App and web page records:
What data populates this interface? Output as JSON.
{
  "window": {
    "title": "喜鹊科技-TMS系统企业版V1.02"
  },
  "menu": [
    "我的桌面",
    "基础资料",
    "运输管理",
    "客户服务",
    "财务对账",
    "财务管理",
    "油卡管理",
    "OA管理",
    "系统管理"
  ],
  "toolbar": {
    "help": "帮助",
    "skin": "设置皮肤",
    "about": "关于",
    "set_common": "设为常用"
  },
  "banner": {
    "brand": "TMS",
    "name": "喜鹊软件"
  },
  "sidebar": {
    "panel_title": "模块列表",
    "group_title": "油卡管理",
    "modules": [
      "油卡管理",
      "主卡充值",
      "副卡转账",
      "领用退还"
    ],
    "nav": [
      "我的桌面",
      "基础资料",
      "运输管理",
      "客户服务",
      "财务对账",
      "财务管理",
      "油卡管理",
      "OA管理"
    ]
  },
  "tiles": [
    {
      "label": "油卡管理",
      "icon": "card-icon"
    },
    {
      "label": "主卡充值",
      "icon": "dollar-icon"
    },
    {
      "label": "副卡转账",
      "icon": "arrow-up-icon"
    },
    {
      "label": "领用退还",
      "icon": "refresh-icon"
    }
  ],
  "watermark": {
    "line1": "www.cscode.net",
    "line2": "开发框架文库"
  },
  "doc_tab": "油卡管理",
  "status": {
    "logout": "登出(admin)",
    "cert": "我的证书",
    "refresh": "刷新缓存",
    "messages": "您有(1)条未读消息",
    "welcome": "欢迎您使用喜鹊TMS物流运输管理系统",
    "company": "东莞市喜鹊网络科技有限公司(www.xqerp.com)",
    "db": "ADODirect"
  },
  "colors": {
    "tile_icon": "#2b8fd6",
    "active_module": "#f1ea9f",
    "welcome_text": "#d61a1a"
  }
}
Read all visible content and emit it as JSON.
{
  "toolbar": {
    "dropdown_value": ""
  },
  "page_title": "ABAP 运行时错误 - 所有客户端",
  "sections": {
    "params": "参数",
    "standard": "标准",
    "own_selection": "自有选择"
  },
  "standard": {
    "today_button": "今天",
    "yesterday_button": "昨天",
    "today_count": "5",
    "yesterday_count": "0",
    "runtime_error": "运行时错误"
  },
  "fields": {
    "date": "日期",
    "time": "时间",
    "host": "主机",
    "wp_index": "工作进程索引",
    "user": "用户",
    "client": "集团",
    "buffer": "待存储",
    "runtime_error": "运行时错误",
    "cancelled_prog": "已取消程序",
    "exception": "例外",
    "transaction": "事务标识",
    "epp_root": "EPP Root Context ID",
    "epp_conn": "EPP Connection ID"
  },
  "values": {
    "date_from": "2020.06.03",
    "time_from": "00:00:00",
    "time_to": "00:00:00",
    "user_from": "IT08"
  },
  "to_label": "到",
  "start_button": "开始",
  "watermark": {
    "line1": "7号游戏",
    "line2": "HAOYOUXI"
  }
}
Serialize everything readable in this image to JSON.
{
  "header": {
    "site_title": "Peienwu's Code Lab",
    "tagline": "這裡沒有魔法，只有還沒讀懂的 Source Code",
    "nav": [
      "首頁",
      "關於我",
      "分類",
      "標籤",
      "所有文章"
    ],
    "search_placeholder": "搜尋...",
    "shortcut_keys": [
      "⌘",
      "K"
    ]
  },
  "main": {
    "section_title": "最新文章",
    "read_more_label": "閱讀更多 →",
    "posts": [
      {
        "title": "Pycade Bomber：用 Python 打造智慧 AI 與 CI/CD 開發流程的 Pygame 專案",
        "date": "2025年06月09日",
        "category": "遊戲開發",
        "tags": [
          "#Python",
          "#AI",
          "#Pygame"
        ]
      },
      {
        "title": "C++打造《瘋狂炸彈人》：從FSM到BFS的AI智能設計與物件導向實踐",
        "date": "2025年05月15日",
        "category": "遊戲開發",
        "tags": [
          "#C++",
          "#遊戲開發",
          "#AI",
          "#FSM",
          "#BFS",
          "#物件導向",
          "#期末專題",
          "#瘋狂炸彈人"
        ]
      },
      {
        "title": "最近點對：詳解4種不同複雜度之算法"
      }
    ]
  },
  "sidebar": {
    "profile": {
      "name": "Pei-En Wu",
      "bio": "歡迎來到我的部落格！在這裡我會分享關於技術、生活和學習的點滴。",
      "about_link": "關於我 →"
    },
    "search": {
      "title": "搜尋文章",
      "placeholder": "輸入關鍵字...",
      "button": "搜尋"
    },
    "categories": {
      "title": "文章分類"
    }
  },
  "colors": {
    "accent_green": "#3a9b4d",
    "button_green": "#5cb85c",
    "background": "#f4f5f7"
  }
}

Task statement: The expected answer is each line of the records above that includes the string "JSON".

Task answer:
What data populates this interface? Output as JSON.
Read all visible content and emit it as JSON.
Serialize everything readable in this image to JSON.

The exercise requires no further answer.